LINCOLN — When 8-month-old Tim Kolb was diagnosed with a rare disabling condition, a doctor told his parents that he wouldn’t make it to his first birthday.
Instead, the Franklin, Nebraska, native died at age 74 on Saturday, with one state law named in his honor and his influence reflected in many other laws and policies related to people with disabilities.
What became known as the “Tim Kolb amendment” allows competent adults with disabilities to direct their own care in their own homes through care aides, rather than having to rely on licensed health professionals. The provision also allows parents and caretakers to direct the care of children and incompetent adults.
Kolb lobbied for the change in 1995, after his experience being hospitalized and getting a tracheostomy, a breathing tube in the neck. Afterward, state officials forced him to stay in a nursing facility because state law required a medical professional to suction the tube.
The amendment allowed him to return to the home where he had been living, with the help of family and care aides.
It wasn’t Kolb’s first foray into disability activism, or his last. He became one of Nebraska’s leading advocates for the rights and self-determination of people with disabilities.
Mary Angus, chairwoman of the Kolb Foundation for Disability Education, said her friend made an impact through his energy, his intelligence and the perspective that his own condition gave him. She particularly remembers his welcoming attitude.
“What he could do with just his facial muscles was amazing,” she said. “The world has been so much enriched by him.”
Kolb was born with a rare condition known as Werdnig-Hoffmann disease, or spinal muscular atrophy, which eventually led to quadriplegia.
In a blog post, he wrote that his parents raised him as an ordinary child and insisted that he attend regular public school, even though he and his wheelchair had to be carried up and down stairs to attend classes.
He went on to graduate from Kearney State College, now the University of Nebraska at Kearney, as a fully credentialed high school physics and mathematics teacher.
In the days before the Americans with Disabilities Act, he could not get hired as a full-time teacher.

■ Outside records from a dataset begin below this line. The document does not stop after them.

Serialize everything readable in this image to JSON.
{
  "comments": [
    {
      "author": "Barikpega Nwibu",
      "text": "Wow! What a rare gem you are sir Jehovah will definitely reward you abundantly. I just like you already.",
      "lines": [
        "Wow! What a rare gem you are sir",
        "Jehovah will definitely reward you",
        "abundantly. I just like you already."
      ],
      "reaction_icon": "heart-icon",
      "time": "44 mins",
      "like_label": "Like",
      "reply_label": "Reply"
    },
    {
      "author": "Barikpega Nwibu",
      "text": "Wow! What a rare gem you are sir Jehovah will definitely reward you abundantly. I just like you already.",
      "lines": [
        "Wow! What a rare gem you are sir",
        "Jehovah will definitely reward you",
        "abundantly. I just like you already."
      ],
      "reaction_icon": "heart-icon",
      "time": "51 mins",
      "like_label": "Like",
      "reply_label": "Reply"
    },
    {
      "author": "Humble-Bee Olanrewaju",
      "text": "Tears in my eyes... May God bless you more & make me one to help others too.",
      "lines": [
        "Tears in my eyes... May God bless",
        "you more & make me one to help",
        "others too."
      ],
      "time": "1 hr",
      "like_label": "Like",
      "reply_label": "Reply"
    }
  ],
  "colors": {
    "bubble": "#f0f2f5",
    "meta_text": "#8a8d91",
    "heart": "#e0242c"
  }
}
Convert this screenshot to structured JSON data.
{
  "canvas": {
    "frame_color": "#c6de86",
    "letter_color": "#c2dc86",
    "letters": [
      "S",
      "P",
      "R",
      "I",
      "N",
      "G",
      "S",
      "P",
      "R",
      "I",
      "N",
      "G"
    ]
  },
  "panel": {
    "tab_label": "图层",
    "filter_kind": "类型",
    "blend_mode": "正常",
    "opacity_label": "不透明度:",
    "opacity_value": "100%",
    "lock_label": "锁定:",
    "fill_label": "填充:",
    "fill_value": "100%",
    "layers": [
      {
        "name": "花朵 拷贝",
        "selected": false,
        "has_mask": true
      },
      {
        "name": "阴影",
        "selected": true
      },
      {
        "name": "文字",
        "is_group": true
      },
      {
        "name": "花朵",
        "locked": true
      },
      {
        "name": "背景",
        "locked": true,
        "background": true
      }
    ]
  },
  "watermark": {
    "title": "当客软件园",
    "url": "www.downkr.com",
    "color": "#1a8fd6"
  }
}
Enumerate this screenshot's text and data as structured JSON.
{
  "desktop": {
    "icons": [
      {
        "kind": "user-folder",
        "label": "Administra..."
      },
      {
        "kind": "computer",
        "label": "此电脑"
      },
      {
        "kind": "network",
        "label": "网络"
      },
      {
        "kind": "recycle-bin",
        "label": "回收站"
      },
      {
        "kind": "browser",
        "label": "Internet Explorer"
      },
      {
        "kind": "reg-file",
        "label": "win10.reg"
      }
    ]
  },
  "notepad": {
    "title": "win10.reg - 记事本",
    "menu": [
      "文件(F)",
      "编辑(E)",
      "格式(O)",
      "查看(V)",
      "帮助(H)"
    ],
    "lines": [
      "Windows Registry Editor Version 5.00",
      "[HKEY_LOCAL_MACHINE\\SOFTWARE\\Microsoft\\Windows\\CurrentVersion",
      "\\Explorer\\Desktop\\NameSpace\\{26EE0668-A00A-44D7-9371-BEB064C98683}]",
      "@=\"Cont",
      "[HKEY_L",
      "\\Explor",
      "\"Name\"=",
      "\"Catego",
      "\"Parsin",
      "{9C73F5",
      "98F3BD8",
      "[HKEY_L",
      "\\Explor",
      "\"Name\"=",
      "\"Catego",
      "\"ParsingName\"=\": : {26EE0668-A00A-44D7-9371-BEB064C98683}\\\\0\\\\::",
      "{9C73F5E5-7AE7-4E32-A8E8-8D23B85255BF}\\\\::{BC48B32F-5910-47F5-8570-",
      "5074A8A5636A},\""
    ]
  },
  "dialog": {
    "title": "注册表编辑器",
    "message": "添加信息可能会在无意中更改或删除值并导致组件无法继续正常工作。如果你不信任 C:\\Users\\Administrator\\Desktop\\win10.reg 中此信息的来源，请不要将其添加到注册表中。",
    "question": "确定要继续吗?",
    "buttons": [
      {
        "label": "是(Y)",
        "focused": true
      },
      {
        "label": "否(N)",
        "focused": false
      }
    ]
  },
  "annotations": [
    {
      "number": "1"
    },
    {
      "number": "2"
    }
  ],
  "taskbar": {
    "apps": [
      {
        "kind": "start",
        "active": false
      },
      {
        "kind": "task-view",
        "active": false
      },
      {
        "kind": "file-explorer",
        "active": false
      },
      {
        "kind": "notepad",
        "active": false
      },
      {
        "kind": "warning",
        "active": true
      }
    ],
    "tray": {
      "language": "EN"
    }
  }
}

But he taught as a substitute at both Kearney and Franklin high schools and tutored numerous Franklin-area students. He also appeared on a Kearney religious broadcast program and taught youth and adult Sunday school.
In midlife, Kolb became increasingly active in advocating for disabled people. He worked on accessibility and employment issues and on policies to help disabled people gain more control over their lives.
“Advocacy is essentially an act of educating oneself and others, not only about their rights under the law, but also to exercise our right to petition the powers that be for the things we need for survival and the opportunity to thrive in the community,” he said in a 2015 blog post.
Among his successes was a law passed last year to make it easier for disabled people to work and earn income without losing their critical Medicaid coverage. Angus said the measure aims to fix restrictions in earlier legislation.
Kolb founded and led the Kolb Foundation for Disability Education, through which he did training and provided information about disability. He also served on a number of public and private policy and advisory groups.
He was board president of Independence Rising, formerly the Center for Independent Living of Central Nebraska, and a member of the Monroe-Meyer Institute’s Community Advisory Board, the Nebraska Consortium for Citizens With Disabilities, the Nebraska Statewide Independent Living Council, Disability Rights Nebraska and more.
Survivors include his wife of 22 years, Karen Kolb; and his brother, Chris Kolb, of Lincoln.
Services were set for 1 p.m. Tuesday at Grace Lutheran Church in Franklin and will be livestreamed on the Hutchins Funeral Home Facebook page.